The revenue from boarding prisoners from other jurisdictions helps support the cost of operating the jail, Hartog said. "It offsets the cost to the taxpayer."
Hartog confirmed this week that there have been recent staff shortages, an issue that has come up repeatedly during the election campaign.
"We were short-staffed for a while" when a handful of employees were absent on family medical leave or with work-related injuries, but required staffing levels continued to be met within the jail, he said. "We have a minimum amount. We have to follow that per DOC rules."
Staffing came under scrutiny a year ago when the Department of Corrections requested a jail staffing plan, which requires approval by the Commissioner of Corrections for all facilities with more than 60 beds.
The plan had to account for vacation time and compensation time to ensure all shifts remained covered, Hartog said. "If people take time off, you have to have the appropriate staff to take their place."
At the time, the jail's 49 employees were working 12-hour shifts, he said. Continuing with 12-hour shifts would have required adding 10 more employees for adequate coverage, while switching to eight-hour shifts would have required the addition of two more staff.
The county drew up plans for both options. According to a letter from the Department of Corrections, both plans were reviewed and a state inspector recommended approval of either plan by the corrections commissioner.
The plan that ultimately was adopted calls for eight-hour shifts Monday through Friday and 12-hour shifts on weekends, Hartog said.
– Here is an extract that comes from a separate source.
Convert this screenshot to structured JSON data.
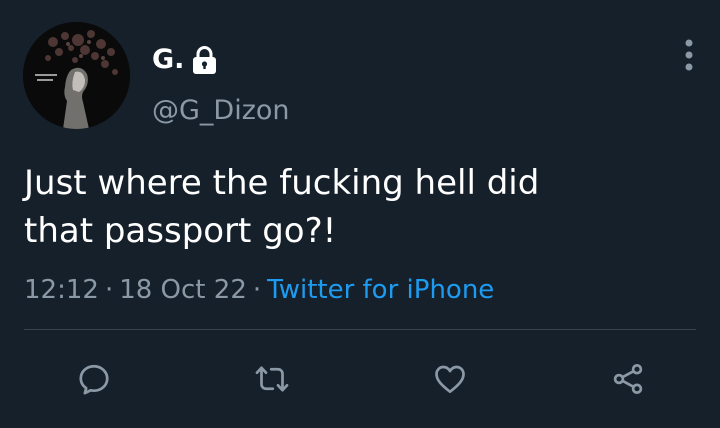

New correctional officers have been added and as of this week, the staff is at 51, the number recommended by the staffing plan, he said.
Hartog acknowledged that recruiting correctional officers is becoming more difficult, not just in Kandiyohi County but around the state.
"It is a challenge overall to find people to apply," he said. "The work is 24/7, evenings, nights, holidays, weekends."
But he had positive words for the staff.
"I'm proud of what we have in the jail," he said. "We have a lot of people that work very hard. They work very well with the inmates and with each other."